* **Given data**:
* * * *

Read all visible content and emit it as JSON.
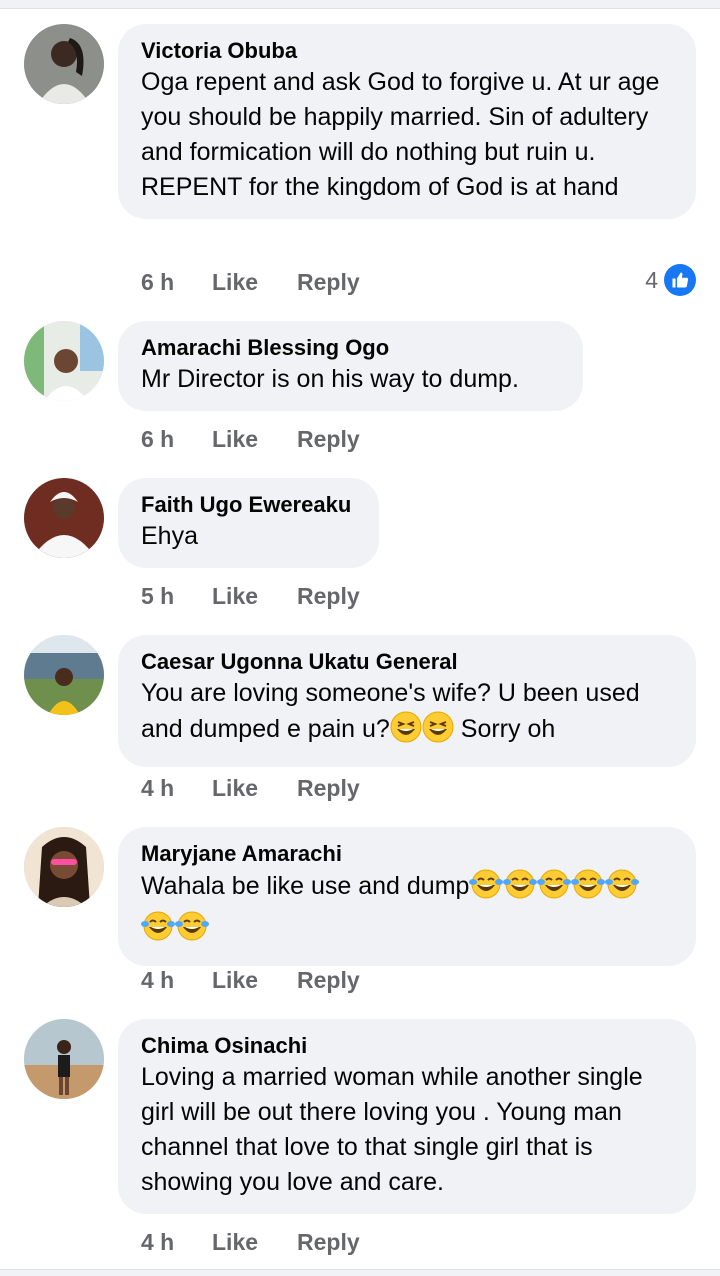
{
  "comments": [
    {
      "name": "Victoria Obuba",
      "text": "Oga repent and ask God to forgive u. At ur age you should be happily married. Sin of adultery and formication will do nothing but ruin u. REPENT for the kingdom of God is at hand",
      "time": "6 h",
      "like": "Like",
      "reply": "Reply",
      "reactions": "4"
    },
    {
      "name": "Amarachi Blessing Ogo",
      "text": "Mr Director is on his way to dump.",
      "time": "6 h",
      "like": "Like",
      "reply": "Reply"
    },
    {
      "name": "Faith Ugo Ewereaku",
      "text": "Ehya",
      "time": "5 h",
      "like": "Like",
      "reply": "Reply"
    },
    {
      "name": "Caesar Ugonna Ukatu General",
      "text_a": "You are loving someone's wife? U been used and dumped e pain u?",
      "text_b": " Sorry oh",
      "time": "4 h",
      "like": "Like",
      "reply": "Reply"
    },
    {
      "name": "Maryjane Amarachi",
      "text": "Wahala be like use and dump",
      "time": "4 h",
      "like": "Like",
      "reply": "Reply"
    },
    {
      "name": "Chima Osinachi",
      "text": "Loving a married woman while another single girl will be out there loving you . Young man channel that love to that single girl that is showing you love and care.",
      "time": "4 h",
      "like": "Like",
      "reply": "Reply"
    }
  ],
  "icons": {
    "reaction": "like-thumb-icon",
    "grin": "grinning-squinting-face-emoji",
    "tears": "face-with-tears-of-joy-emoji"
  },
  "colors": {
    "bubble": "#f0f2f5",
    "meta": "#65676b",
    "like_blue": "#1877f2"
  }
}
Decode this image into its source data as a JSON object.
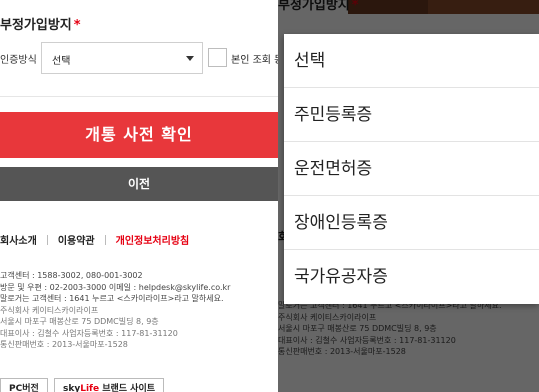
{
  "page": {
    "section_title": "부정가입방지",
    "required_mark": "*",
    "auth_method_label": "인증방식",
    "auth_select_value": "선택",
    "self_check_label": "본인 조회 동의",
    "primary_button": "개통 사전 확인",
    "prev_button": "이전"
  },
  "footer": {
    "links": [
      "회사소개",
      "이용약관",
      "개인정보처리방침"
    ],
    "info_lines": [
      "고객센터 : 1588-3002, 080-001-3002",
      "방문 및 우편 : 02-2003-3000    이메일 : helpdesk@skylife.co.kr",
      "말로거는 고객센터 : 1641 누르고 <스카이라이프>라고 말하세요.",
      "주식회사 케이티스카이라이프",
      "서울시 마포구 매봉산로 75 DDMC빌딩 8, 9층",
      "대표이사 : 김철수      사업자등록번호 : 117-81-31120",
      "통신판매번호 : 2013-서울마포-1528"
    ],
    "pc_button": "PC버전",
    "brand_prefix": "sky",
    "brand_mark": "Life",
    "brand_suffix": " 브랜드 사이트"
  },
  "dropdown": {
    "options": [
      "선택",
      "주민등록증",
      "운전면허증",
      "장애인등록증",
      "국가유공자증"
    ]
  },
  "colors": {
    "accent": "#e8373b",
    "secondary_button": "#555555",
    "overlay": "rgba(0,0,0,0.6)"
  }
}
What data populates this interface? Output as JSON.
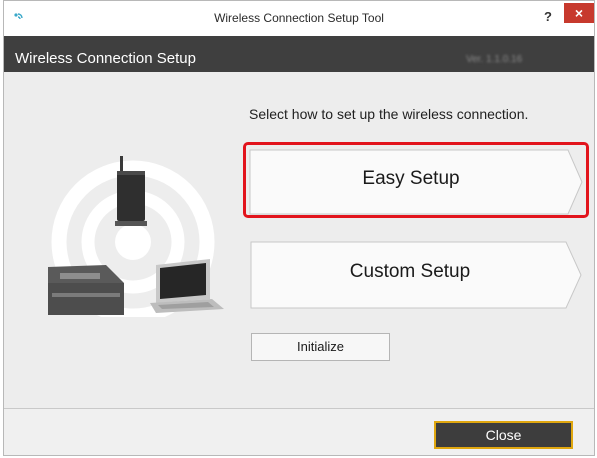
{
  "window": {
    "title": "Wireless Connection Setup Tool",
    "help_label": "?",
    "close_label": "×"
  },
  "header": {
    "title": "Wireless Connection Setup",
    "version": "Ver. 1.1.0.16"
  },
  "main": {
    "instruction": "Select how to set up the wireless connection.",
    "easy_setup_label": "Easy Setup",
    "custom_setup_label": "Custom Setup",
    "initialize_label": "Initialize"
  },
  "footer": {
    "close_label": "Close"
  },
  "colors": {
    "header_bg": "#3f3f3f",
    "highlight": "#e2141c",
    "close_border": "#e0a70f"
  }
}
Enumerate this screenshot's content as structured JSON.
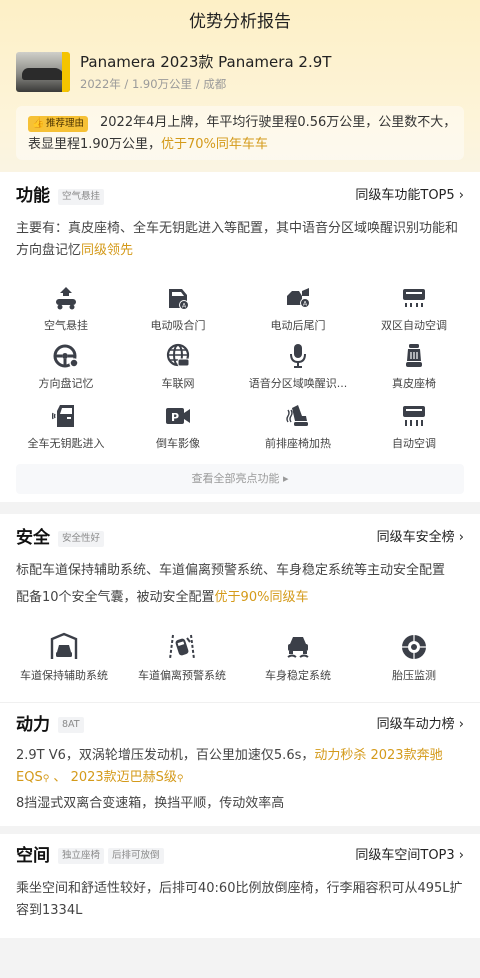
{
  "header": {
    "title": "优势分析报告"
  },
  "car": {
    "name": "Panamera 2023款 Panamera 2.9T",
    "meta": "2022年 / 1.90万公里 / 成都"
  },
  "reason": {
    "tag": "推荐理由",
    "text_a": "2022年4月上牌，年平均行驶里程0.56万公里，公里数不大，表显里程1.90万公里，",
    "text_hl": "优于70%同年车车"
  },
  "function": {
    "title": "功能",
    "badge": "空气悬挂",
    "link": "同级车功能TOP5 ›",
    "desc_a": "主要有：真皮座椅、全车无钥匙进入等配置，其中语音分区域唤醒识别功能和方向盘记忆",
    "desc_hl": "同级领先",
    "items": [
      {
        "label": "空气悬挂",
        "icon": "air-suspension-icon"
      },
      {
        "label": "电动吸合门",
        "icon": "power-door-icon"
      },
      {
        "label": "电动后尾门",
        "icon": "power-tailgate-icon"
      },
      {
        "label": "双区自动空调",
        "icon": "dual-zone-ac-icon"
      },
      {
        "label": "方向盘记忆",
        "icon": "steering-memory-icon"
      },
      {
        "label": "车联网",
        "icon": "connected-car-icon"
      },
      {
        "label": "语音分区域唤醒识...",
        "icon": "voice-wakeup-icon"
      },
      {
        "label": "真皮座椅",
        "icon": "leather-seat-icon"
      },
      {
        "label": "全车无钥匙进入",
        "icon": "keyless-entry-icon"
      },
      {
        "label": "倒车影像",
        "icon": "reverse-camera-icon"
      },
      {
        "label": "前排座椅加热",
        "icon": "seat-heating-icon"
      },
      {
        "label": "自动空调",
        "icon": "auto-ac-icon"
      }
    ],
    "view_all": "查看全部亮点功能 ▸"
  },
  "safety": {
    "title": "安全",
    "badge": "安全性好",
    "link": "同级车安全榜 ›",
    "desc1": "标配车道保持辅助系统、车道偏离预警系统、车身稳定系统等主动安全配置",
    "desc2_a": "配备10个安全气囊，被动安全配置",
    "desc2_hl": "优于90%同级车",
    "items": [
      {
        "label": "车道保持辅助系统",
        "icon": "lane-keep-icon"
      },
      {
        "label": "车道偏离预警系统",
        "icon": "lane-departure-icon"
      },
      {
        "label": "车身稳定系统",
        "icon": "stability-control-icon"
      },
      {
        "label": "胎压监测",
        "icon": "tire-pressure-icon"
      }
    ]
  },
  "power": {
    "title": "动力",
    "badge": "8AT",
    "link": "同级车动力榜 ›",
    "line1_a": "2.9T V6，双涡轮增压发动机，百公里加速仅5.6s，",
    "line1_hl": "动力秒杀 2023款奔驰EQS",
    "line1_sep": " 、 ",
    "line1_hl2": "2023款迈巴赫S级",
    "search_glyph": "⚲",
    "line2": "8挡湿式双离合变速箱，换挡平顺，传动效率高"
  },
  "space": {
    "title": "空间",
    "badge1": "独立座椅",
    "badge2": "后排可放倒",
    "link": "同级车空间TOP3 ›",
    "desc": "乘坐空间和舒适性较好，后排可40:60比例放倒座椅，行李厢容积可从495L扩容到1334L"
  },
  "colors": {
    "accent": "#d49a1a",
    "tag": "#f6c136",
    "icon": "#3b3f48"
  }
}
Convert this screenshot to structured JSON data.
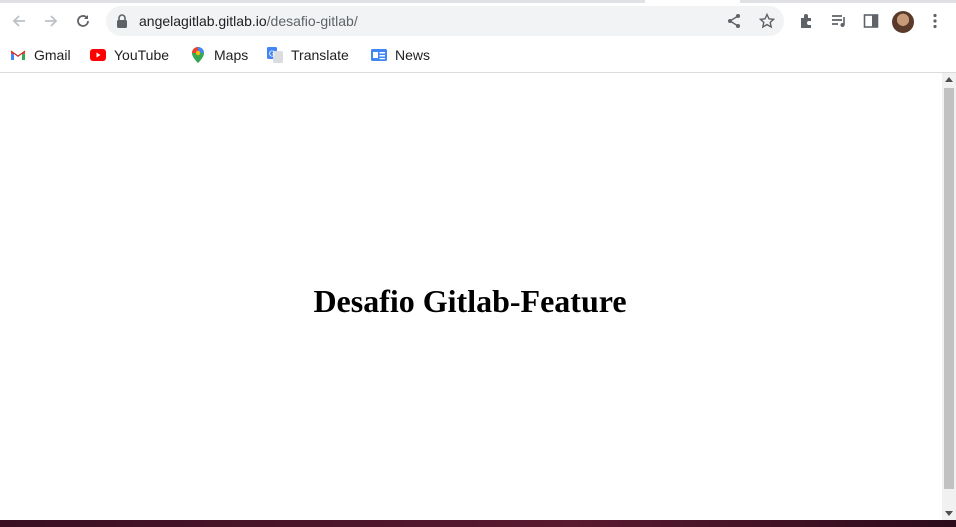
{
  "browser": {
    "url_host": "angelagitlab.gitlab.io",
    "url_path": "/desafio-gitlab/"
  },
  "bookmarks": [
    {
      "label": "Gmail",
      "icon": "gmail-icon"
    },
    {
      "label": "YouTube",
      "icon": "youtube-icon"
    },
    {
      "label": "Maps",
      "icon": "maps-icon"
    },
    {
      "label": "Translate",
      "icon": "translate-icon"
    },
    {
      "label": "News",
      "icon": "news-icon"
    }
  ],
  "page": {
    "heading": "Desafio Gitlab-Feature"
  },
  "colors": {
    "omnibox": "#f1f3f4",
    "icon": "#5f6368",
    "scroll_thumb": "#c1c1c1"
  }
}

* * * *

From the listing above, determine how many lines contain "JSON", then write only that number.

* **Solution to the problem**:
5